On the same day in July that Bush Heritage announced the acquisition of Bon Bon Station (see Bush Heritage News, Autumn 2008), I was gazing into one of the extraordinary springs at Edgbaston Station, our most recent and 31st acquisition.
Corackerup moort Eucalyptus vesiculosa is protected on Monjebup Reserve. Photo Lochman Transparencies.
The warm sun flashed off a tiny red-fin blue-eye, Australia’s smallest freshwater fish, swimming in water that had bubbled up from the aquifer of the Great Artesian Basin.
The entire global population of this fish resides in only a few springs on Edgbaston. This is remarkable enough, but the property also boasts four freshwater plants and snails that are likewise found nowhere else in the world.
The springs and the Wills family’s Edgbaston home are in Iningai country to which I have now travelled many times. It is a vast flat landscape that can flood after rain, and with a variety of vegetation types such as spinifex, woodlands and forest.

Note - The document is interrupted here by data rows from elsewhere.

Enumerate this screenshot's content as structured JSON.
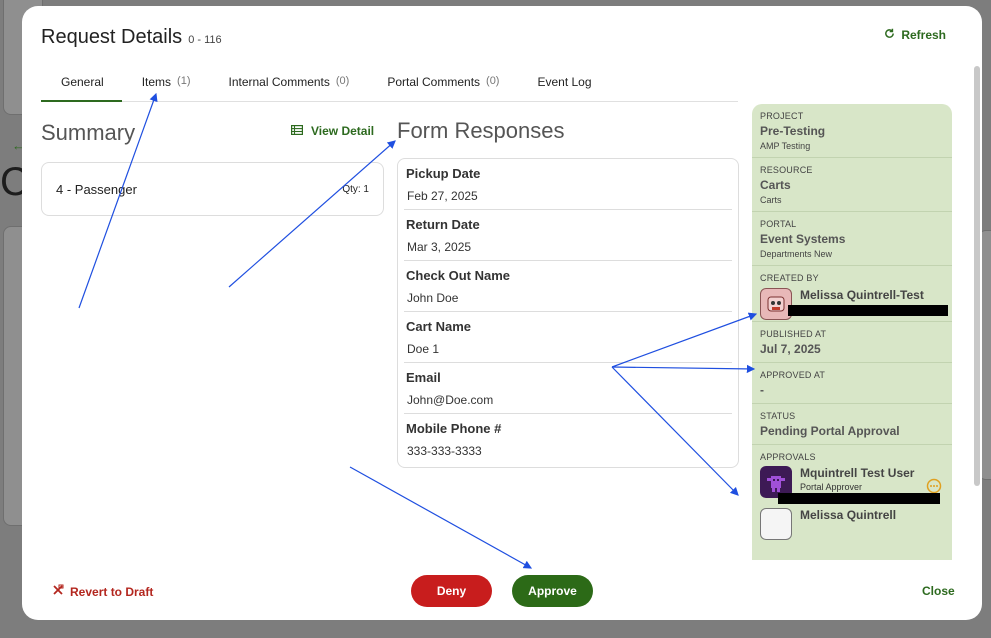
{
  "modal": {
    "title": "Request Details",
    "request_id": "0 - 116",
    "refresh_label": "Refresh"
  },
  "tabs": [
    {
      "label": "General",
      "count": ""
    },
    {
      "label": "Items",
      "count": "(1)"
    },
    {
      "label": "Internal Comments",
      "count": "(0)"
    },
    {
      "label": "Portal Comments",
      "count": "(0)"
    },
    {
      "label": "Event Log",
      "count": ""
    }
  ],
  "summary": {
    "heading": "Summary",
    "view_detail_label": "View Detail",
    "item_name": "4 - Passenger",
    "item_qty": "Qty: 1"
  },
  "form": {
    "heading": "Form Responses",
    "fields": [
      {
        "label": "Pickup Date",
        "value": "Feb 27, 2025"
      },
      {
        "label": "Return Date",
        "value": "Mar 3, 2025"
      },
      {
        "label": "Check Out Name",
        "value": "John Doe"
      },
      {
        "label": "Cart Name",
        "value": "Doe 1"
      },
      {
        "label": "Email",
        "value": "John@Doe.com"
      },
      {
        "label": "Mobile Phone #",
        "value": "333-333-3333"
      }
    ]
  },
  "sidebar": {
    "project": {
      "label": "PROJECT",
      "value": "Pre-Testing",
      "sub": "AMP Testing"
    },
    "resource": {
      "label": "RESOURCE",
      "value": "Carts",
      "sub": "Carts"
    },
    "portal": {
      "label": "PORTAL",
      "value": "Event Systems",
      "sub": "Departments New"
    },
    "created_by": {
      "label": "CREATED BY",
      "name": "Melissa Quintrell-Test"
    },
    "published_at": {
      "label": "PUBLISHED AT",
      "value": "Jul 7, 2025"
    },
    "approved_at": {
      "label": "APPROVED AT",
      "value": "-"
    },
    "status": {
      "label": "STATUS",
      "value": "Pending Portal Approval"
    },
    "approvals": {
      "label": "APPROVALS",
      "first_name": "Mquintrell Test User",
      "first_role": "Portal Approver",
      "second_name": "Melissa Quintrell"
    }
  },
  "footer": {
    "revert_label": "Revert to Draft",
    "deny_label": "Deny",
    "approve_label": "Approve",
    "close_label": "Close"
  },
  "colors": {
    "accent_green": "#2d6a1f",
    "deny_red": "#c81d1d",
    "sidebar_bg": "#d8e6c8",
    "annotation_blue": "#1f4fe0"
  }
}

Allan and Fay Wills’ knowledge of this country and their place in it forms part of a long and important tradition. They will remain at Edgbaston and guide Bush Heritage in its conservation work and the preservation of the property’s cultural heritage.

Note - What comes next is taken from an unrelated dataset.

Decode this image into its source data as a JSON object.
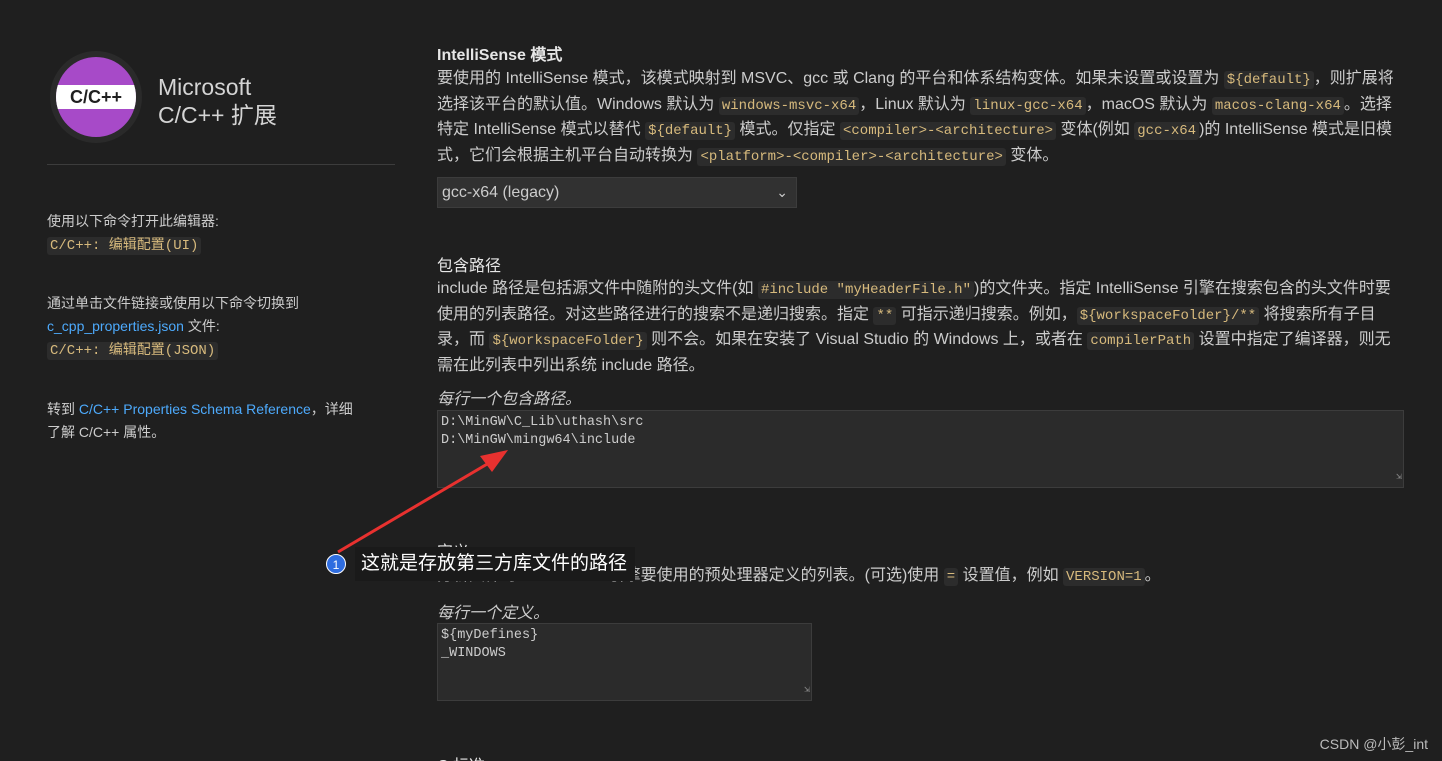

In August I spent three days visiting Carnarvon Station Reserve with former Deputy Prime Minister and Bush Heritage Ambassador Tim Fischer and other guests. Mr Fischer, recently appointed as the country’s first resident ambassador to the Vatican, travelled to Carnarvon to gain first-hand experience of our reserve management practices.
‘Although my commitments in the Vatican will impact on my ambassadorial role with Bush Heritage, my belief and passion for the work you are doing has not diminished,’ Tim said.
Although my commitments in the Vatican will impact on my ambassadorial role with Bush Heritage, my belief and passion for the work you are doing has not diminished.
Tim will use his remaining months in the country to help raise Bush Heritage’s profile. Tim particularly applauded the work being done by staff and volunteers to repair the cluster of mountain springs at the northern and eastern tips of the Murray Darling Basin. We have now identified more than 30 springs on the reserve, 12 of which have been fenced to keep out feral animals but allow in native fauna. It's a thrill to see Carnarvon, our longest standing large reserve, in such excellent condition.
With your help we can secure the funds necessary for the long-term management of Edgbaston and Carnarvon and all our other reserves. Continuing financial support is essential as the number of reserves increases. Over time, the costs of property management become much greater than the costs of each acquisition, but they're necessary if we're to meet our conservation objectives.
Your financial assistance will enable our growing, effective team at Bush Heritage to continue to meet the ambitious goals we have set to extend our work and influence. Thank you!
Doug Humann, CEO